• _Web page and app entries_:
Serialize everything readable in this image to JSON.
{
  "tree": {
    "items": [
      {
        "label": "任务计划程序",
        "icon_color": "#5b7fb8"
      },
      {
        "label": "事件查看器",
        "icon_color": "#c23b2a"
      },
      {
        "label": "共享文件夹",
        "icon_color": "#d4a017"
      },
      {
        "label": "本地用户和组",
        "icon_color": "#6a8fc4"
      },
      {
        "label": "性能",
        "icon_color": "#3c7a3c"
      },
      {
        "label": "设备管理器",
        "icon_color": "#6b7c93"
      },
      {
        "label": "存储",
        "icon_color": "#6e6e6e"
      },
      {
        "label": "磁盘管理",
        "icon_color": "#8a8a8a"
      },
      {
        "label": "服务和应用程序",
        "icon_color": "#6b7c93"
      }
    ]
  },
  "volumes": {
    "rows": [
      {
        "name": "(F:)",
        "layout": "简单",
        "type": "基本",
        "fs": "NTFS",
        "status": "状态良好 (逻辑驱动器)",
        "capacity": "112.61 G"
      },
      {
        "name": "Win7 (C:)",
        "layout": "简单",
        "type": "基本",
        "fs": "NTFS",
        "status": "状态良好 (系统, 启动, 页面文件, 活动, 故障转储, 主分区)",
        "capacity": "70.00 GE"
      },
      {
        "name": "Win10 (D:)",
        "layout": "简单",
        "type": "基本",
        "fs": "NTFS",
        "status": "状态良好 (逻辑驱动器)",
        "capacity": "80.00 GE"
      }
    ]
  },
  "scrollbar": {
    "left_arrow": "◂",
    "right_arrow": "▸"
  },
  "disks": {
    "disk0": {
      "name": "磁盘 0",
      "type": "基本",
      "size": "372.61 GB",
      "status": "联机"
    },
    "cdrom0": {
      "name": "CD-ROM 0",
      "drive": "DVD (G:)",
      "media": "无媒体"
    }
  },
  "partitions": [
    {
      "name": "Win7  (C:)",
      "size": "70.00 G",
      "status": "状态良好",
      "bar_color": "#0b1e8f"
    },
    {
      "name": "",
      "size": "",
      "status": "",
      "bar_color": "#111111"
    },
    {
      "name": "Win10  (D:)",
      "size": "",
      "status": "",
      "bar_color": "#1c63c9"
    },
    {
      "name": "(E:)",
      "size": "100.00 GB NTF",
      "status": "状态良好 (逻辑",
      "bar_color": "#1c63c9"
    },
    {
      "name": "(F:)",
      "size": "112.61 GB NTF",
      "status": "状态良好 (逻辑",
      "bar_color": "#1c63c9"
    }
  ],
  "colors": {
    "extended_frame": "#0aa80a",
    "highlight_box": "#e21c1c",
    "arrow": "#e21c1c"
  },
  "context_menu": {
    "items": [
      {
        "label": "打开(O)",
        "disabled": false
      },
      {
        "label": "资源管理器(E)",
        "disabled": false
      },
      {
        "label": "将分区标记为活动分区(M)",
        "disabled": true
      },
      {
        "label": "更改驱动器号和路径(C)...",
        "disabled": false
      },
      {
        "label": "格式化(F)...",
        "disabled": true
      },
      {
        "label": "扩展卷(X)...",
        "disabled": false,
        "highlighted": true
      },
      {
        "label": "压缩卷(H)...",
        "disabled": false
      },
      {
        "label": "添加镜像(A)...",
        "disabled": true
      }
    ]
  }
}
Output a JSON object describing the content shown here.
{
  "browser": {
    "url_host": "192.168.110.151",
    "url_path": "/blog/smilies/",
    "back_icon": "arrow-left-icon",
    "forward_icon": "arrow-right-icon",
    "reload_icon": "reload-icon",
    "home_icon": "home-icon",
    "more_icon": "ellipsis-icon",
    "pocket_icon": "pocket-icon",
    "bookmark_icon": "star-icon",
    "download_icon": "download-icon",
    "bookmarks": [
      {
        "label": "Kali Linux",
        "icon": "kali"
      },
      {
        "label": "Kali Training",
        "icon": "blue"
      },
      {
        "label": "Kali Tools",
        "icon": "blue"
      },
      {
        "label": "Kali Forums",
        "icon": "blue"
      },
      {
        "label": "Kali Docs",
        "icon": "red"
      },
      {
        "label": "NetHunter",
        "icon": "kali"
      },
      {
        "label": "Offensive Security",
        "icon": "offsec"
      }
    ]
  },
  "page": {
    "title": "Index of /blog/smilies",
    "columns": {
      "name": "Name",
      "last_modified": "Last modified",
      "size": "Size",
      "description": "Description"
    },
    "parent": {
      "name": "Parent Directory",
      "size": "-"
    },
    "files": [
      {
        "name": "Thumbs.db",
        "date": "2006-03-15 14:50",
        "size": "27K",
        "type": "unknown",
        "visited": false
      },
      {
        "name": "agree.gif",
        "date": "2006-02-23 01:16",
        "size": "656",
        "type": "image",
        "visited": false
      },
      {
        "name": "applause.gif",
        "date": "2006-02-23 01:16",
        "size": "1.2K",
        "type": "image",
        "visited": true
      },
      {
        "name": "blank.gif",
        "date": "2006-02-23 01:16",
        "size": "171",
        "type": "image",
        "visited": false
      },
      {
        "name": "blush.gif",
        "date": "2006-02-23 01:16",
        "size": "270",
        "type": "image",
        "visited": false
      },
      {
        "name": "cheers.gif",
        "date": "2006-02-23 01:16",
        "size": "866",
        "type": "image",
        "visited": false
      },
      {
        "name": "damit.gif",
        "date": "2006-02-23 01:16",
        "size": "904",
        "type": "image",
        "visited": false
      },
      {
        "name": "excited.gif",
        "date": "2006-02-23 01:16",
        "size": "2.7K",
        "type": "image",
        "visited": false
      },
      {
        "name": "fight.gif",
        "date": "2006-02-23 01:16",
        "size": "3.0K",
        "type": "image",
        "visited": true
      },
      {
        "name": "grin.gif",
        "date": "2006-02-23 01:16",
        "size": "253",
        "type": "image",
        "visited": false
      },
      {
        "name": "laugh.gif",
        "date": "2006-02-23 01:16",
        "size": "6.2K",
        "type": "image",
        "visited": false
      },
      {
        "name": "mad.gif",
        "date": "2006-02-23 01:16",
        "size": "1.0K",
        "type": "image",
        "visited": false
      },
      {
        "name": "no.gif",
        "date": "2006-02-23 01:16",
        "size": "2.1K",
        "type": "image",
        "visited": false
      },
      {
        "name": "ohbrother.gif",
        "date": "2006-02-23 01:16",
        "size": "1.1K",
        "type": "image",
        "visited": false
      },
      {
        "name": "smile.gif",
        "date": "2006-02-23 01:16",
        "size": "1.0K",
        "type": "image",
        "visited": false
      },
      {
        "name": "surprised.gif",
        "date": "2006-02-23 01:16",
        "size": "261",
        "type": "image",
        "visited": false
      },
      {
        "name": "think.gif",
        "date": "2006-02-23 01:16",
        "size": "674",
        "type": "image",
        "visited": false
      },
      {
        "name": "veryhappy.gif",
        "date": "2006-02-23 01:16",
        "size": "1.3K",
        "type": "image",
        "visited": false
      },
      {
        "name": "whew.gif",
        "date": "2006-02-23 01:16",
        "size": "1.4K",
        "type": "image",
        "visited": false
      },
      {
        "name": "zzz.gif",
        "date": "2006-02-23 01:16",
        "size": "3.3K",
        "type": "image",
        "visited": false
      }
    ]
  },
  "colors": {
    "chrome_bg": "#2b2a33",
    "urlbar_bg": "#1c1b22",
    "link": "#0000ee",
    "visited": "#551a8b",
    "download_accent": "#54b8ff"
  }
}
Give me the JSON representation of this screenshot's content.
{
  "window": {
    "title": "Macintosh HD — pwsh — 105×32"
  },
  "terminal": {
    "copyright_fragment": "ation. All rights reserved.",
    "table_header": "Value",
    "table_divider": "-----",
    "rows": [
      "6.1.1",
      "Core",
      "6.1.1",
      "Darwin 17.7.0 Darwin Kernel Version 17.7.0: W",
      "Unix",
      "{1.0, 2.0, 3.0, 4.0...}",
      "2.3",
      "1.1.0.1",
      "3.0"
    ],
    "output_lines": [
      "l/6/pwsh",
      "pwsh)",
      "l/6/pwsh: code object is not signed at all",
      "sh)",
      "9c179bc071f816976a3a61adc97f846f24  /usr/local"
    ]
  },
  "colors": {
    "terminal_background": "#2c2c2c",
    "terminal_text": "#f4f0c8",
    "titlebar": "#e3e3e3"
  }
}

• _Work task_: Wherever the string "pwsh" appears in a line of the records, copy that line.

• _Output_:
    "title": "Macintosh HD — pwsh — 105×32"
      "l/6/pwsh",
      "pwsh)",
      "l/6/pwsh: code object is not signed at all",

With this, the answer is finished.